The Social Media Revolution – Political Use
In the final part of her 3 part series, Lauren looks at the influence social media has on politics. It is revolutionising the way in which leaders communicate with people, becoming a helpful tool to engage a more varied demographic in political issues, elections and debates.
Political Use – Closing the Gap and Changing the Game
Despite the spread of fake news itself, social media is a platform where all sorts of people can influence others. Politicians and governments have seized the opportunity provided by social channels to further their political agenda. It closes the gap between everyday people and those making the big decisions, by creating an easy platform where both parties can communicate in the public eye. While people from across the globe can follow trends and upcoming stories, politicians can listen to the thoughts and criticisms made by their people.
Social media has allowed us to stay up to date with political news in a more convenient way. Most of us have no need to leave our chosen social media channels to see the latest news. Breaking stories are mostly in our newsfeeds and on each individual news outlet’s own social channels.
The beauty of social media is the large audience, whether you are 16 years old in South Africa or 78 years old in the USA, social media works for all. In 2021, 3.78 billion people around the globe are active social media users. The potential reach is larger than ever before. Most millennials are used to hearing that our generation has the lowest voting turnout compared to other generations. Whilst that is still mainly true, social media has provided a more accessible, fun and attractive way to keep in touch with politics. The way in which Corbyn (cleverly) used social platforms to woo young voters was an exceptional example of this. No doubt this type of campaign will become more apparent in future elections. Small changes can make big impacts on the larger overall political landscape. The two-way conversation and speed of interaction through social means that campaign managers can use the instant feedback to provide better coverage for their target audiences. Strategists will monitor ‘likes’, what is shared and what is down-voted, hopefully resulting in a better understanding of genuine voter issues.
Various platforms are effective for different reasons: many people use Facebook and YouTube to address policies and larger issues; Instagram on the other hand is perfect for providing a personality for politicians. 140 out of 193 foreign ministers from different countries currently have Instagram accounts, as of April 2017! Pictures are a powerful tool, which many government officials use to their advantage, including Pope Francis, who is one of the most-followed world leaders on Instagram, ranking third overall!
Politicians’ use of social media can be insightful, or a misguided disaster – who can forget Trump re-tweeting controversial videos from Britain First, resulting in outrage and calls for him to be barred from the UK! But, if used in the right way, politicians are humanised and effectively connect with their followers.

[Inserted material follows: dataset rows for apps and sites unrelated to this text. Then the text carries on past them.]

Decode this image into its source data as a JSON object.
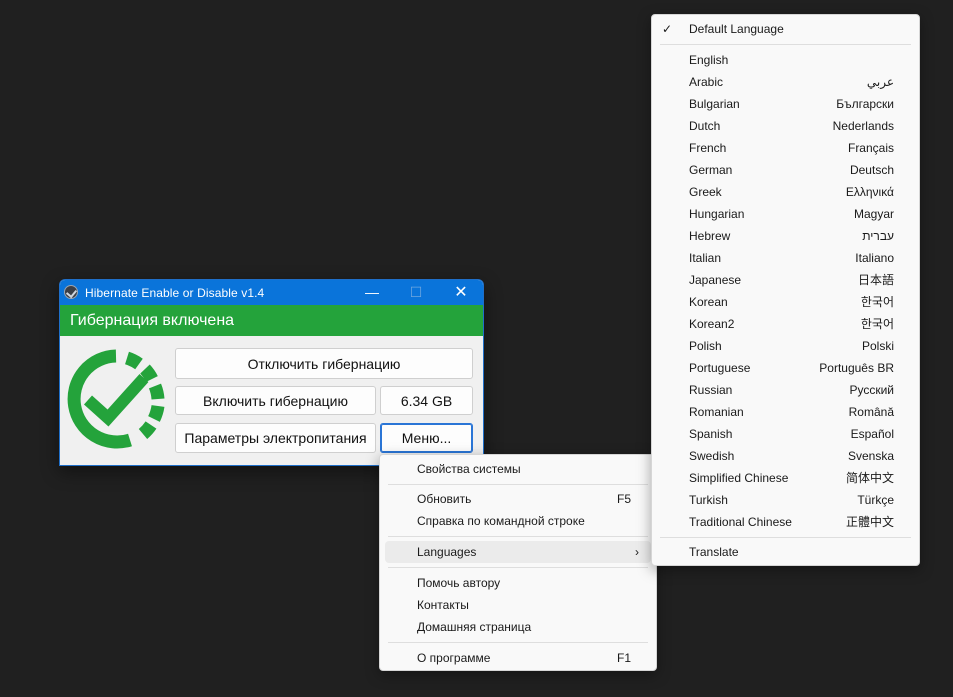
{
  "window": {
    "title": "Hibernate Enable or Disable v1.4",
    "controls": {
      "minimize": "—",
      "maximize": "☐",
      "close": "✕"
    },
    "status": "Гибернация включена",
    "buttons": {
      "disable": "Отключить гибернацию",
      "enable": "Включить гибернацию",
      "size": "6.34 GB",
      "power": "Параметры электропитания",
      "menu": "Меню..."
    },
    "colors": {
      "titlebar": "#0a74da",
      "status": "#24a33b",
      "logo": "#24a33b"
    }
  },
  "context_menu": {
    "items": [
      {
        "label": "Свойства системы",
        "shortcut": ""
      },
      {
        "label": "Обновить",
        "shortcut": "F5"
      },
      {
        "label": "Справка по командной строке",
        "shortcut": ""
      },
      {
        "label": "Languages",
        "shortcut": ""
      },
      {
        "label": "Помочь автору",
        "shortcut": ""
      },
      {
        "label": "Контакты",
        "shortcut": ""
      },
      {
        "label": "Домашняя страница",
        "shortcut": ""
      },
      {
        "label": "О программе",
        "shortcut": "F1"
      }
    ],
    "submenu_arrow": "›"
  },
  "languages_menu": {
    "checkmark": "✓",
    "default": "Default Language",
    "items": [
      {
        "label": "English",
        "native": ""
      },
      {
        "label": "Arabic",
        "native": "عربي"
      },
      {
        "label": "Bulgarian",
        "native": "Български"
      },
      {
        "label": "Dutch",
        "native": "Nederlands"
      },
      {
        "label": "French",
        "native": "Français"
      },
      {
        "label": "German",
        "native": "Deutsch"
      },
      {
        "label": "Greek",
        "native": "Ελληνικά"
      },
      {
        "label": "Hungarian",
        "native": "Magyar"
      },
      {
        "label": "Hebrew",
        "native": "עברית"
      },
      {
        "label": "Italian",
        "native": "Italiano"
      },
      {
        "label": "Japanese",
        "native": "日本語"
      },
      {
        "label": "Korean",
        "native": "한국어"
      },
      {
        "label": "Korean2",
        "native": "한국어"
      },
      {
        "label": "Polish",
        "native": "Polski"
      },
      {
        "label": "Portuguese",
        "native": "Português BR"
      },
      {
        "label": "Russian",
        "native": "Русский"
      },
      {
        "label": "Romanian",
        "native": "Română"
      },
      {
        "label": "Spanish",
        "native": "Español"
      },
      {
        "label": "Swedish",
        "native": "Svenska"
      },
      {
        "label": "Simplified Chinese",
        "native": "简体中文"
      },
      {
        "label": "Turkish",
        "native": "Türkçe"
      },
      {
        "label": "Traditional Chinese",
        "native": "正體中文"
      }
    ],
    "translate": "Translate"
  }
}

Engagement with citizens is key for any successful leader. India’s Prime Minister, Narendra Modi, who has 40M followers on Twitter (and is the most followed political leader on Instagram with 11.5M followers), clearly knows how to use social channels effectively. Modi has even created an app, which is available on iTunes where you can follow all the latest updates, contact him directly, and it’s available in 12 Indian languages, and even in English. With such an array of languages in one country, having your social media all in one place for free is evidence of a politician taking full advantage of the tools available.
It’s no longer only government officials, but the general public who can influence environmental, financial and political matters and create global change. Communicating and networking are social media’s bread and butter. It has helped to accelerate certain movements and has positively changed the way we protest. Social platforms create a virtual space, which allows dialogue in the midst of conflict.

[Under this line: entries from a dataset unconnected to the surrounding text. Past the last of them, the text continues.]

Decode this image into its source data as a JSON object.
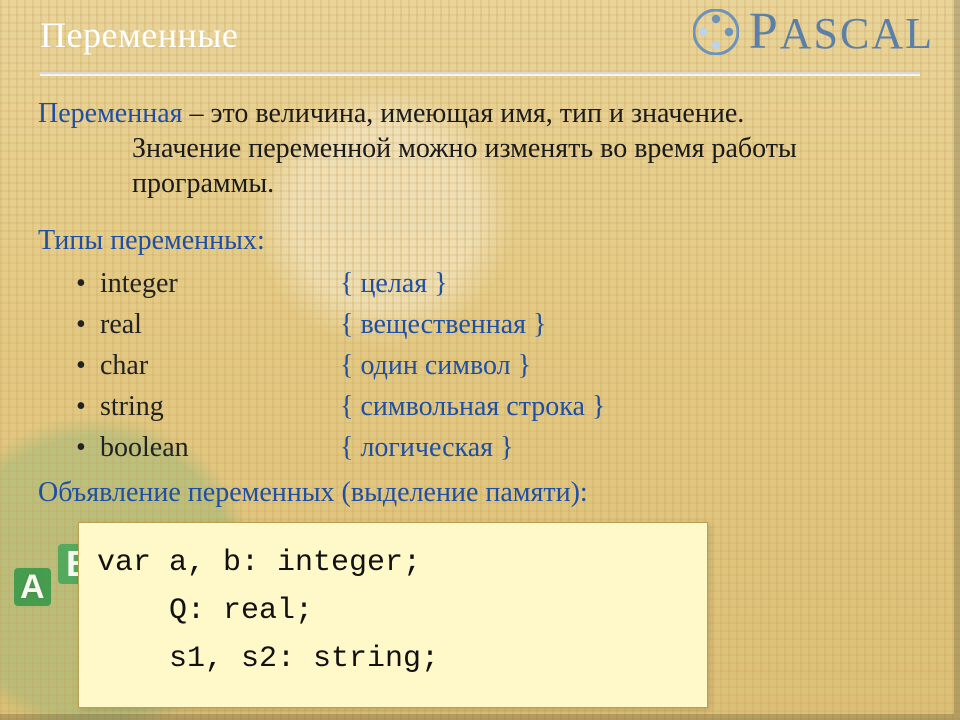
{
  "header": {
    "title": "Переменные",
    "brand": "Pascal"
  },
  "definition": {
    "term": "Переменная",
    "dash_and_first": " – это величина, имеющая имя, тип и значение.",
    "rest": "Значение переменной можно изменять во время работы программы."
  },
  "types": {
    "heading": "Типы переменных:",
    "items": [
      {
        "name": "integer",
        "note": "{ целая }"
      },
      {
        "name": "real",
        "note": "{ вещественная }"
      },
      {
        "name": "char",
        "note": "{ один символ }"
      },
      {
        "name": "string",
        "note": "{ символьная строка }"
      },
      {
        "name": "boolean",
        "note": "{ логическая }"
      }
    ]
  },
  "declaration": {
    "heading": "Объявление переменных (выделение памяти):",
    "code": "var a, b: integer;\n    Q: real;\n    s1, s2: string;"
  },
  "decor": {
    "letter_a": "А",
    "letter_b": "В"
  }
}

The fast-paced nature of social media has shortened our attention spans and encouraged immediate response; no sooner has one big story gathered pace than another headline breaks, making it difficult to keep up. Once the initial hype is over, interest gradually dies down, as people flit to the next big thing, but it has certainly helped raise awareness for some lesser-known issues: Remember the Ice Bucket Challenge back in 2014? Not only did it raise millions, but it also focused public attention on . It does not stop there, from Occupy Wall Street, to the #MeToo campaign, to the Women’s March, social media continues its impact.
Social media is a powerful political tool, which can harness change when used effectively, and as part of a multimedia campaign, including prime time TV, talk shows, front-page news and constituency visits.
Social media is very empowering on many levels. It has closed the gap between politicians and everyday people. Instant communication has proven effective for feedback and research purposes, whilst providing a connection between people. It definitely has flaws, and the battles against fake news and privacy breaches continue, but we cannot ignore the life changing effects that social media has on how we communicate, vote, listen and share.
Regardless of my love / hate relationship with social media, I continue to use it to connect with friends, learn new things, share my views, find jobs, shop online, access information… the list goes on! There is no denying that social media has become an indispensable, irreplaceable tool!
Read parts one and two here:
The Social Media Revolution – Artificial Intelligence
Will artificial intelligence be a helpful intervention, or an invasion of privacy?
The Social Media Revolution – Fake News
What role does social media play in spreading propaganda?
Studied Philosophy at the University of ReadingLoves American Football, travelling and buffalo wings!
Currently working towards a career in the civil service, specifically a future in public policy.